Giving Heart Surgery A Hand

Did you know that the big breakthrough in angiograms is the smaller access through the hand? Dr. Rajesh takes us through Radial Access a novel procedure for safer angiograms.
A big breakthrough in heart care was the development of minimally invasive procedures such as coronary angiograms and angioplasty. Patients with debilitating and life threatening heart disease can now resume full activity through angioplasty and stenting.

The Traditional Approach
So far, for an angiogram, the approach has always been through the femoral artery in the groin (this is a large artery). A catheter is
guided through the artery to the narrowed blood vessel in the heart and the stent is inserted. This approach through the femoral artery has been traditionally used due to technical ease. It has certain disadvantages, however:

  • Prolonged bed rest for many hours after the procedure

  • Association with back pain, urinary retention and neuropathy

  • Frequent complications such as bleeding, haematomas, pseudoaneurysms etc. that may require longer hospital stay and at times, surgery

A Novel Development
These factors led us to develop a novel approach that we now use as routine at MIOT. Instead of the femoral artery, we now enter using the tiny artery in the wrist called the radial artery. The radial artery approach has several advantages:

  • Increased patient safety and comfort

  • Patients walk in and walk out of the procedure room

  • Complications are rare

The safety aspect of radial access angiography has opened a new world of possibilities. Patients who undergo stenting to blocked heart arteries through this approach are able to go home within a few hours. The patients typically walk out of the room with a small plaster over the wrist, have a cup of tea in the waiting room and leave the hospital in two hours!


Unleashing the radial force
As the radial artery is so easily accessible and also compressible, aggressive blood thinning medications can be used safely. This enables stenting of multiple blockages and complex blockages that would otherwise require surgery. Complete 100% blockages, long segments of blockages, can all be treated using the radial approach. The patients also recover much faster, following the radial approach.

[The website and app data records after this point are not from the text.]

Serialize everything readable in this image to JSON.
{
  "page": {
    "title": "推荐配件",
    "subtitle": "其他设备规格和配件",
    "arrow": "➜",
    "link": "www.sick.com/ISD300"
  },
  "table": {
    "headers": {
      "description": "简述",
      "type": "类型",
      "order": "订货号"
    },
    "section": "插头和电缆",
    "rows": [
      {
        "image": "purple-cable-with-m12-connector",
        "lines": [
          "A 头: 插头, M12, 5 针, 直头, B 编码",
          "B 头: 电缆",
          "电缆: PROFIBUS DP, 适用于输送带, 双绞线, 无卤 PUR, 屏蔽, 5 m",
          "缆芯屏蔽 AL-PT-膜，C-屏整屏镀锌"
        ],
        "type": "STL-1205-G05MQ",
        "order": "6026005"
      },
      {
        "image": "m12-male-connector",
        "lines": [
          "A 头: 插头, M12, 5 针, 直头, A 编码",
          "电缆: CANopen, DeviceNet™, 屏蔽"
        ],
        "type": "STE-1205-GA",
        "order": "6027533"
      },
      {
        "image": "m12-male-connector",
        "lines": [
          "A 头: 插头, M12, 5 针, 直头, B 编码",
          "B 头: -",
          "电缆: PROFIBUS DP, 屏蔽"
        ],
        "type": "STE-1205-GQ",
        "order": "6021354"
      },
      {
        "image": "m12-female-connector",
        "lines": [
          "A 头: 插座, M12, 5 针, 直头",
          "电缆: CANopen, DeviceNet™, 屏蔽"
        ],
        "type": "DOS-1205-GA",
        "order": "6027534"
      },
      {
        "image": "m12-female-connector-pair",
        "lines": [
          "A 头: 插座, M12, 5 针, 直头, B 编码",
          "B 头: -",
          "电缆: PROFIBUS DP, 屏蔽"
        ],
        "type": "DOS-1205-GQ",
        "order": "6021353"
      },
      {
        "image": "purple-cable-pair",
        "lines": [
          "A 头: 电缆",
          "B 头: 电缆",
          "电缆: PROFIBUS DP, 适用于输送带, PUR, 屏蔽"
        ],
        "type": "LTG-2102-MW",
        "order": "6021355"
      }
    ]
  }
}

We at MIOT Hospitals routinely use the radial approach for our coronary angiograms and stenting. This optimizes patient safety, comfort and recovery. MIOT has indeed unleashed the radial force!

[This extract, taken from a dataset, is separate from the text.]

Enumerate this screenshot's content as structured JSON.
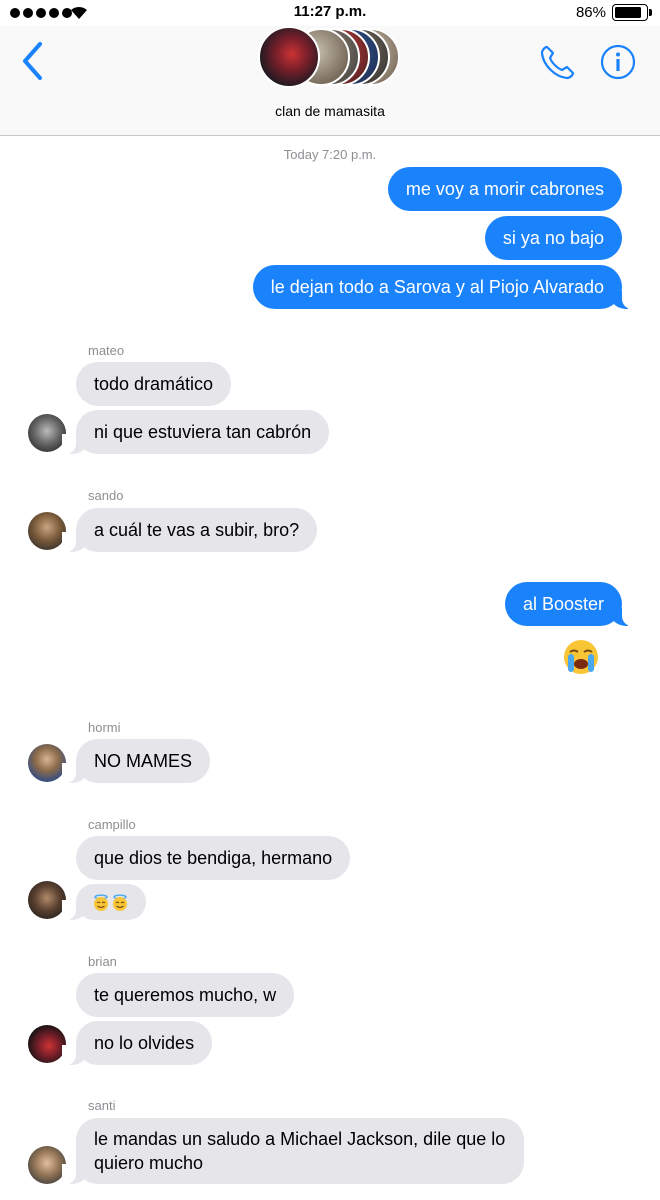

Dr. R. Rajesh Kanna, M.B.B.S.,
FIC (Canada), MRCP (UK), Interventional Cardiologist